(Excerpts from a dataset)
---

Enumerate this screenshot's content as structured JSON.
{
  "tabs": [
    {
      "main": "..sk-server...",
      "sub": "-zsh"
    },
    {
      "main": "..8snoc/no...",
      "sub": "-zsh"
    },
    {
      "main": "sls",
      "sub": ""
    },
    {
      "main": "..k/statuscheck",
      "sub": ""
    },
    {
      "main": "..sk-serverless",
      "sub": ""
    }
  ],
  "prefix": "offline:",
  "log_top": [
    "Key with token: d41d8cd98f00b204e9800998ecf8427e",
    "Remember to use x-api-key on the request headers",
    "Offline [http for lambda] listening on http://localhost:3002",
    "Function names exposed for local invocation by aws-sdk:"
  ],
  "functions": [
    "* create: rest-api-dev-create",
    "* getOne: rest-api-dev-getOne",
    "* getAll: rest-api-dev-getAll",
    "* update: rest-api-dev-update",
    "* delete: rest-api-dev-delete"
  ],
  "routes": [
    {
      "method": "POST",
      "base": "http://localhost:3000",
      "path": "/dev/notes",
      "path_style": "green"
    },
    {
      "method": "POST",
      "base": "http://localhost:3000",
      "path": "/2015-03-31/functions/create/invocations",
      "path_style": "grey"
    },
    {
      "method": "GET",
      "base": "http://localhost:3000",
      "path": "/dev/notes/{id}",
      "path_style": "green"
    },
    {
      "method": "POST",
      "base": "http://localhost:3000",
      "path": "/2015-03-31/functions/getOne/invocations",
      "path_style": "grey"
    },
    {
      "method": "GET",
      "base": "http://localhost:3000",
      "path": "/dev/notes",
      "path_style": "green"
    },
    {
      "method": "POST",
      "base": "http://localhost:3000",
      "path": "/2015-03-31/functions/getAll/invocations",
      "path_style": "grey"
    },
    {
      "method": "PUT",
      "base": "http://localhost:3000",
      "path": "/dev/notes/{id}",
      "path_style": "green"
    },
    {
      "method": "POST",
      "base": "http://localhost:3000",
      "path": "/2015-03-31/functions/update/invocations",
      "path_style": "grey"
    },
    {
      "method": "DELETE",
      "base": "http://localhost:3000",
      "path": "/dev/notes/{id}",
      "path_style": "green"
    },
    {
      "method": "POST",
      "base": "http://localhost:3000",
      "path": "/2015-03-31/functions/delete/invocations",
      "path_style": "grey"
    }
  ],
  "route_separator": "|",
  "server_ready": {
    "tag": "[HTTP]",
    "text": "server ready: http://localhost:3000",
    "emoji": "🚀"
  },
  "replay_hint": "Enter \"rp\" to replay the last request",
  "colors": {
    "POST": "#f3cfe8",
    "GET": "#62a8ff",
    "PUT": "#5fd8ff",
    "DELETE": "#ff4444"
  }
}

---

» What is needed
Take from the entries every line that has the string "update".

» Answer box
    "* update: rest-api-dev-update",
      "path": "/2015-03-31/functions/update/invocations",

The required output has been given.